Stored items:
=== Begin Enclosure ===

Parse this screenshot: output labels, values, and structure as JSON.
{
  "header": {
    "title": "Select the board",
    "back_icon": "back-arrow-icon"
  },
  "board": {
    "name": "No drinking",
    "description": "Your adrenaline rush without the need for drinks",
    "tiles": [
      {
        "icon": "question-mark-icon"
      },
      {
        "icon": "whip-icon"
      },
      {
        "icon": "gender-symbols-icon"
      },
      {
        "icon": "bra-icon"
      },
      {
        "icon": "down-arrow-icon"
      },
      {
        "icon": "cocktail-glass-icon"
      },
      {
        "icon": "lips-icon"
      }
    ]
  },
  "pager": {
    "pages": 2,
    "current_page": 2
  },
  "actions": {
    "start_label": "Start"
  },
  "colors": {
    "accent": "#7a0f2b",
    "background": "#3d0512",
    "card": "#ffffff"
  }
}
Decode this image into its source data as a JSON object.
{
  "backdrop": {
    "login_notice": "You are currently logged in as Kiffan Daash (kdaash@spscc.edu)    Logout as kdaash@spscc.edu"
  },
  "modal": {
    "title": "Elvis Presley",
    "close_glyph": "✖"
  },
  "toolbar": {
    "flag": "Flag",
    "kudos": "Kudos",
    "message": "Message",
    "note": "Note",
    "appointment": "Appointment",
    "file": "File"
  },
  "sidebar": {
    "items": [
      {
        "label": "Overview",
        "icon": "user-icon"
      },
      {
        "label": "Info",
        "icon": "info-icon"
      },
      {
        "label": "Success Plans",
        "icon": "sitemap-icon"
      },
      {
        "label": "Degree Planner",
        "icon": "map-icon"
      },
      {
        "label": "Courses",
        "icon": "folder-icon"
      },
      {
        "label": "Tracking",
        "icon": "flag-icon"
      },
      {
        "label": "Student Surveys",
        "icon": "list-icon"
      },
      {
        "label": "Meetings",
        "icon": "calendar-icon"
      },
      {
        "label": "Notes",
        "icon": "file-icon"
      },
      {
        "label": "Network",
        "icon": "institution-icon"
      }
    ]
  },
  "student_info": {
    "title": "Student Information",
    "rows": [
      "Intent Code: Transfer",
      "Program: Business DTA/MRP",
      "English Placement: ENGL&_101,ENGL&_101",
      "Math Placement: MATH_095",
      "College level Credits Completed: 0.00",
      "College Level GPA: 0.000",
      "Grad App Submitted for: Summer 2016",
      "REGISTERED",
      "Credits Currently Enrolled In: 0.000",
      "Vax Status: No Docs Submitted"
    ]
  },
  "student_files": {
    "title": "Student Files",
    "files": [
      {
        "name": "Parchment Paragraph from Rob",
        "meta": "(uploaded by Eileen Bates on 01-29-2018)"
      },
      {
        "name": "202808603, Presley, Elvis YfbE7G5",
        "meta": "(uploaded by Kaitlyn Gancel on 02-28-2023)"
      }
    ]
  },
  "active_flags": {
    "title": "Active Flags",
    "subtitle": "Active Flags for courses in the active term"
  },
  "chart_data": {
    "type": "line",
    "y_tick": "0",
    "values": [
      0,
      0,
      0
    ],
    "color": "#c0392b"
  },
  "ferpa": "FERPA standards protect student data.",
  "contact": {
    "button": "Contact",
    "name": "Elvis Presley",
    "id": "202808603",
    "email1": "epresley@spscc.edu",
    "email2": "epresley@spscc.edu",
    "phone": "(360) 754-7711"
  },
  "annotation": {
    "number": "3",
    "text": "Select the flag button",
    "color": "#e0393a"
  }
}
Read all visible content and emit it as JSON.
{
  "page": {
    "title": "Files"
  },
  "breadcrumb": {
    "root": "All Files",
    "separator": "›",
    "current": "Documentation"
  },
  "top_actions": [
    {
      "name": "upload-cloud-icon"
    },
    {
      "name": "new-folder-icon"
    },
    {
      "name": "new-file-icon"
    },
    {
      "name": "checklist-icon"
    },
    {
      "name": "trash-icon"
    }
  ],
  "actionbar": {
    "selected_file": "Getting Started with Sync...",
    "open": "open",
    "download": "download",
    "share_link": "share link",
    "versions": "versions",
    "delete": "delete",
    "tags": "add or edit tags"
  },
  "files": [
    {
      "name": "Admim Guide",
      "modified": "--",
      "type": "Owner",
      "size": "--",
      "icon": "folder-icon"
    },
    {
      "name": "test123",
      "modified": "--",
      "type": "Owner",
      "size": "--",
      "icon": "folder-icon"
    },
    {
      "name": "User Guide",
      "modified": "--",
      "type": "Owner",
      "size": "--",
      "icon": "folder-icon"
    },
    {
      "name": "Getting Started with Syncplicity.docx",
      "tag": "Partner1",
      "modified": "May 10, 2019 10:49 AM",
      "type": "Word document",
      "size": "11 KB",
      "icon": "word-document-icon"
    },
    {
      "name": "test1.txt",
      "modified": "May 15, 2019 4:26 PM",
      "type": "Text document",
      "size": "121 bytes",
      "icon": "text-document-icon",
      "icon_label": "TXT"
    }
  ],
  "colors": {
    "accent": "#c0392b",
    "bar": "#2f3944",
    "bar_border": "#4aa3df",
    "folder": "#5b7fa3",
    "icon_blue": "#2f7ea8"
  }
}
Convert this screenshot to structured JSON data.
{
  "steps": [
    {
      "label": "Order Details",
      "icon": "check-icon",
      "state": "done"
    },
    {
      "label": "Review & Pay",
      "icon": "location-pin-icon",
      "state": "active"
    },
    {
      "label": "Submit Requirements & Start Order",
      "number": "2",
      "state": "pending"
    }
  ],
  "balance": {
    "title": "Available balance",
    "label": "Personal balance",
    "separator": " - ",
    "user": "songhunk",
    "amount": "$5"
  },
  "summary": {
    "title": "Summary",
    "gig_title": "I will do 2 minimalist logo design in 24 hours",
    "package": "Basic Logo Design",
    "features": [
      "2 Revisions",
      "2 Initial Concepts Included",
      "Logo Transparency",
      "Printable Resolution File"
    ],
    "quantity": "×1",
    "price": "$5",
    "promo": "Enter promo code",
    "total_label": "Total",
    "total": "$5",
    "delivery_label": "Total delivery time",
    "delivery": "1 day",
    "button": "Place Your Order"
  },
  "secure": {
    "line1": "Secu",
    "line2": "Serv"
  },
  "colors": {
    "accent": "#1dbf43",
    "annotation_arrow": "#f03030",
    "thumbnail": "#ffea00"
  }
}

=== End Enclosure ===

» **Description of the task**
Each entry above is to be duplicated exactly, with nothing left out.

» **Your solution**
Parse this screenshot: output labels, values, and structure as JSON.
{
  "header": {
    "title": "Select the board",
    "back_icon": "back-arrow-icon"
  },
  "board": {
    "name": "No drinking",
    "description": "Your adrenaline rush without the need for drinks",
    "tiles": [
      {
        "icon": "question-mark-icon"
      },
      {
        "icon": "whip-icon"
      },
      {
        "icon": "gender-symbols-icon"
      },
      {
        "icon": "bra-icon"
      },
      {
        "icon": "down-arrow-icon"
      },
      {
        "icon": "cocktail-glass-icon"
      },
      {
        "icon": "lips-icon"
      }
    ]
  },
  "pager": {
    "pages": 2,
    "current_page": 2
  },
  "actions": {
    "start_label": "Start"
  },
  "colors": {
    "accent": "#7a0f2b",
    "background": "#3d0512",
    "card": "#ffffff"
  }
}
Decode this image into its source data as a JSON object.
{
  "backdrop": {
    "login_notice": "You are currently logged in as Kiffan Daash (kdaash@spscc.edu)    Logout as kdaash@spscc.edu"
  },
  "modal": {
    "title": "Elvis Presley",
    "close_glyph": "✖"
  },
  "toolbar": {
    "flag": "Flag",
    "kudos": "Kudos",
    "message": "Message",
    "note": "Note",
    "appointment": "Appointment",
    "file": "File"
  },
  "sidebar": {
    "items": [
      {
        "label": "Overview",
        "icon": "user-icon"
      },
      {
        "label": "Info",
        "icon": "info-icon"
      },
      {
        "label": "Success Plans",
        "icon": "sitemap-icon"
      },
      {
        "label": "Degree Planner",
        "icon": "map-icon"
      },
      {
        "label": "Courses",
        "icon": "folder-icon"
      },
      {
        "label": "Tracking",
        "icon": "flag-icon"
      },
      {
        "label": "Student Surveys",
        "icon": "list-icon"
      },
      {
        "label": "Meetings",
        "icon": "calendar-icon"
      },
      {
        "label": "Notes",
        "icon": "file-icon"
      },
      {
        "label": "Network",
        "icon": "institution-icon"
      }
    ]
  },
  "student_info": {
    "title": "Student Information",
    "rows": [
      "Intent Code: Transfer",
      "Program: Business DTA/MRP",
      "English Placement: ENGL&_101,ENGL&_101",
      "Math Placement: MATH_095",
      "College level Credits Completed: 0.00",
      "College Level GPA: 0.000",
      "Grad App Submitted for: Summer 2016",
      "REGISTERED",
      "Credits Currently Enrolled In: 0.000",
      "Vax Status: No Docs Submitted"
    ]
  },
  "student_files": {
    "title": "Student Files",
    "files": [
      {
        "name": "Parchment Paragraph from Rob",
        "meta": "(uploaded by Eileen Bates on 01-29-2018)"
      },
      {
        "name": "202808603, Presley, Elvis YfbE7G5",
        "meta": "(uploaded by Kaitlyn Gancel on 02-28-2023)"
      }
    ]
  },
  "active_flags": {
    "title": "Active Flags",
    "subtitle": "Active Flags for courses in the active term"
  },
  "chart_data": {
    "type": "line",
    "y_tick": "0",
    "values": [
      0,
      0,
      0
    ],
    "color": "#c0392b"
  },
  "ferpa": "FERPA standards protect student data.",
  "contact": {
    "button": "Contact",
    "name": "Elvis Presley",
    "id": "202808603",
    "email1": "epresley@spscc.edu",
    "email2": "epresley@spscc.edu",
    "phone": "(360) 754-7711"
  },
  "annotation": {
    "number": "3",
    "text": "Select the flag button",
    "color": "#e0393a"
  }
}
Read all visible content and emit it as JSON.
{
  "page": {
    "title": "Files"
  },
  "breadcrumb": {
    "root": "All Files",
    "separator": "›",
    "current": "Documentation"
  },
  "top_actions": [
    {
      "name": "upload-cloud-icon"
    },
    {
      "name": "new-folder-icon"
    },
    {
      "name": "new-file-icon"
    },
    {
      "name": "checklist-icon"
    },
    {
      "name": "trash-icon"
    }
  ],
  "actionbar": {
    "selected_file": "Getting Started with Sync...",
    "open": "open",
    "download": "download",
    "share_link": "share link",
    "versions": "versions",
    "delete": "delete",
    "tags": "add or edit tags"
  },
  "files": [
    {
      "name": "Admim Guide",
      "modified": "--",
      "type": "Owner",
      "size": "--",
      "icon": "folder-icon"
    },
    {
      "name": "test123",
      "modified": "--",
      "type": "Owner",
      "size": "--",
      "icon": "folder-icon"
    },
    {
      "name": "User Guide",
      "modified": "--",
      "type": "Owner",
      "size": "--",
      "icon": "folder-icon"
    },
    {
      "name": "Getting Started with Syncplicity.docx",
      "tag": "Partner1",
      "modified": "May 10, 2019 10:49 AM",
      "type": "Word document",
      "size": "11 KB",
      "icon": "word-document-icon"
    },
    {
      "name": "test1.txt",
      "modified": "May 15, 2019 4:26 PM",
      "type": "Text document",
      "size": "121 bytes",
      "icon": "text-document-icon",
      "icon_label": "TXT"
    }
  ],
  "colors": {
    "accent": "#c0392b",
    "bar": "#2f3944",
    "bar_border": "#4aa3df",
    "folder": "#5b7fa3",
    "icon_blue": "#2f7ea8"
  }
}
Convert this screenshot to structured JSON data.
{
  "steps": [
    {
      "label": "Order Details",
      "icon": "check-icon",
      "state": "done"
    },
    {
      "label": "Review & Pay",
      "icon": "location-pin-icon",
      "state": "active"
    },
    {
      "label": "Submit Requirements & Start Order",
      "number": "2",
      "state": "pending"
    }
  ],
  "balance": {
    "title": "Available balance",
    "label": "Personal balance",
    "separator": " - ",
    "user": "songhunk",
    "amount": "$5"
  },
  "summary": {
    "title": "Summary",
    "gig_title": "I will do 2 minimalist logo design in 24 hours",
    "package": "Basic Logo Design",
    "features": [
      "2 Revisions",
      "2 Initial Concepts Included",
      "Logo Transparency",
      "Printable Resolution File"
    ],
    "quantity": "×1",
    "price": "$5",
    "promo": "Enter promo code",
    "total_label": "Total",
    "total": "$5",
    "delivery_label": "Total delivery time",
    "delivery": "1 day",
    "button": "Place Your Order"
  },
  "secure": {
    "line1": "Secu",
    "line2": "Serv"
  },
  "colors": {
    "accent": "#1dbf43",
    "annotation_arrow": "#f03030",
    "thumbnail": "#ffea00"
  }
}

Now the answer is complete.